[1] American Sentinel University, “$3.7 Billion Reasons Why GIS Technology is The Future: The Market for GIS Professionals at Any Level Has Never Been Better,”

[2] Jeremy W. Crampton and John Krygier, “An Introduction to Critical Cartography,” ACME: An International E-Journal for Critical Geographies, 4.1 (2006): 11–33.

[3] Curry, “Digital People, Digital Places: Rethinking Privacy in a World of Geographical Information,” Ethics & Behavior 7.3 (1997): 254.

[4] National Geographic, “Geo-Literacy,”

[5] Esri, “Geography as a Platform,” August 10, 2012,

[6]  Jeremy W. Crampton and John Krygier, “An Introduction to Critical Cartography,” ACME: An International E-Journal for Critical Geographies, 4.1 (2006): 17; Chris Perkins and Martin Dodge, “Satellite Imagery and the Spectacle of Secret Spaces,” Geoforum 40.4 (2009): 7; Jeremy W. Crampton, Mapping: A Critical Introduction to Cartography and GIS (Malden, MA: Wiley-Blackwell, 2010), 6.

[7] Piotr Jankowski, “Towards Participatory Geographic Information Systems for Community-based Environmental Decision Making,” Journal of Environmental Management, 90.6 (2009): 1967.

[8] Martin Dodge and Chris Perkins, “Reclaiming the Map: British Geography and Ambivalent Cartographic Practice,” Environment and Planning A, 40.6: 1271–1276.

[9] Jason Farmon, “Mapping the Digital Empire: Google Earth and the Process of Postmodern Cartography,” New Media & Society, 12 (2010): 871.

[10] Joshua Green and Henry Jenkins, “The Moral Economy of Web 2.0: Audience Research and Convergence Culture,” in Media Industries: History, Theory, and Method, ed. J. Holt and A. Perren, (Malden, MA: Wiley-Blackwell, 2009), 215. 

[11] P. David Marshall, “New Media as Transformed Media Industry,” in Media Industries: History, Theory, and Method, ed. J. Holt and A. Perren, (Malden, MA: Wiley-Blackwell, 2009), 81–89.

[12] Loren Baker, “Google Maps More Popular than MapQuest,” April 16, 2009,

[13] According to the Encyclopedia of GIS, ed. S. Shekhar and H. Xiong (New York: Springer Publishing, 2008), 408, a mashup is “an online application or website that seamlessly combines content from several sources.

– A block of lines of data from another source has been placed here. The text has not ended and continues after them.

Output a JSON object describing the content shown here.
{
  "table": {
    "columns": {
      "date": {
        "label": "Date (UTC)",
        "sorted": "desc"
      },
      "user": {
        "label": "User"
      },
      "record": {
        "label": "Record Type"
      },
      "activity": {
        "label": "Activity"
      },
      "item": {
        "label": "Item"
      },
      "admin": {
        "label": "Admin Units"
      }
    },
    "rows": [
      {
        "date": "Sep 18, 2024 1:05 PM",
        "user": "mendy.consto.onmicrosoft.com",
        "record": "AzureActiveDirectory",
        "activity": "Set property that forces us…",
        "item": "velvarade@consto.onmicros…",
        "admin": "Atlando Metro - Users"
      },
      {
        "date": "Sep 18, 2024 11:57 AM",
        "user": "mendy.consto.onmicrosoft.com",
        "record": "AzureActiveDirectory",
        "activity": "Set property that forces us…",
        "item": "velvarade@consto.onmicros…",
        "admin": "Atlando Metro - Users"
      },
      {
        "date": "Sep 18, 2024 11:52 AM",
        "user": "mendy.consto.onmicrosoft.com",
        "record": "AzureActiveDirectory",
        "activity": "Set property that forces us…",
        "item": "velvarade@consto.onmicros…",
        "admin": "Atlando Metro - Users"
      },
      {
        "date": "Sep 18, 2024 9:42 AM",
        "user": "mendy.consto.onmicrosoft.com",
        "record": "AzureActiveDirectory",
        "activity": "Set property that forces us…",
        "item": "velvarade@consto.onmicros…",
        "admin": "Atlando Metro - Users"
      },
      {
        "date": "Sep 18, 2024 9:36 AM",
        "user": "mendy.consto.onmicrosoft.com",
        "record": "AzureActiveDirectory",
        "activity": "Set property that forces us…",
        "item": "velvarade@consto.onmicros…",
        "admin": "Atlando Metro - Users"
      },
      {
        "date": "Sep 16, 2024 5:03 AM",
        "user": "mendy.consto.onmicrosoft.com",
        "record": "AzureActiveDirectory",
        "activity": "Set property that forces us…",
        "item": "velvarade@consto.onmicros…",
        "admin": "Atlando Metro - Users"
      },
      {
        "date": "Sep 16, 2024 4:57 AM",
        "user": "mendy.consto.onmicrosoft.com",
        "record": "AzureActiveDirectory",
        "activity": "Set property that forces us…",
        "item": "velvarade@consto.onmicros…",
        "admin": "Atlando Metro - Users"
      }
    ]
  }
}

GIS mashups typically combine spatial data and maps from several web sources to produce composite thematic maps.” Also see Lisa Parks, “Digging into Google Earth: An Analysis of ‘Crisis in Darfur’,” Geoforum, 40.4 (2009): 536.

[14] Andrejevic, Mark. iSpy: Surveillance and Power in the Interactive Era (Lawrence: The University Press of Kansas, 2007), 27.

[15]  Robert Hassan, The Information Society: Cyber Dreams and Digital Nightmares (Malden, MA:Polity Press, 2008), 194.  

[16] Michael Goodchild, “Rediscovering the World through GIS: Prospects for a Second Age of Geographic Discovery,” (Proceedings at GISPlaNET 98, Lisbon, 1998).

[17] John Pickles, A History of Spaces: Cartographic Reason, Mapping and the Geo-Coded World (New York: Routledge, 2004), 162.

Laura Beltz Imaoka is a doctoral student in the Ph.D. Program in Visual Studies at the University of California, Irvine, with a graduate specialization in the Anthropologies of Medicine, Science, and Technology Studies. She holds a M.A. in Anthropology from California State University, Northridge. Her dissertation research analyzes the commercialization of geographic information systems as media, with a particular focus on the public communication and visualization of disasters.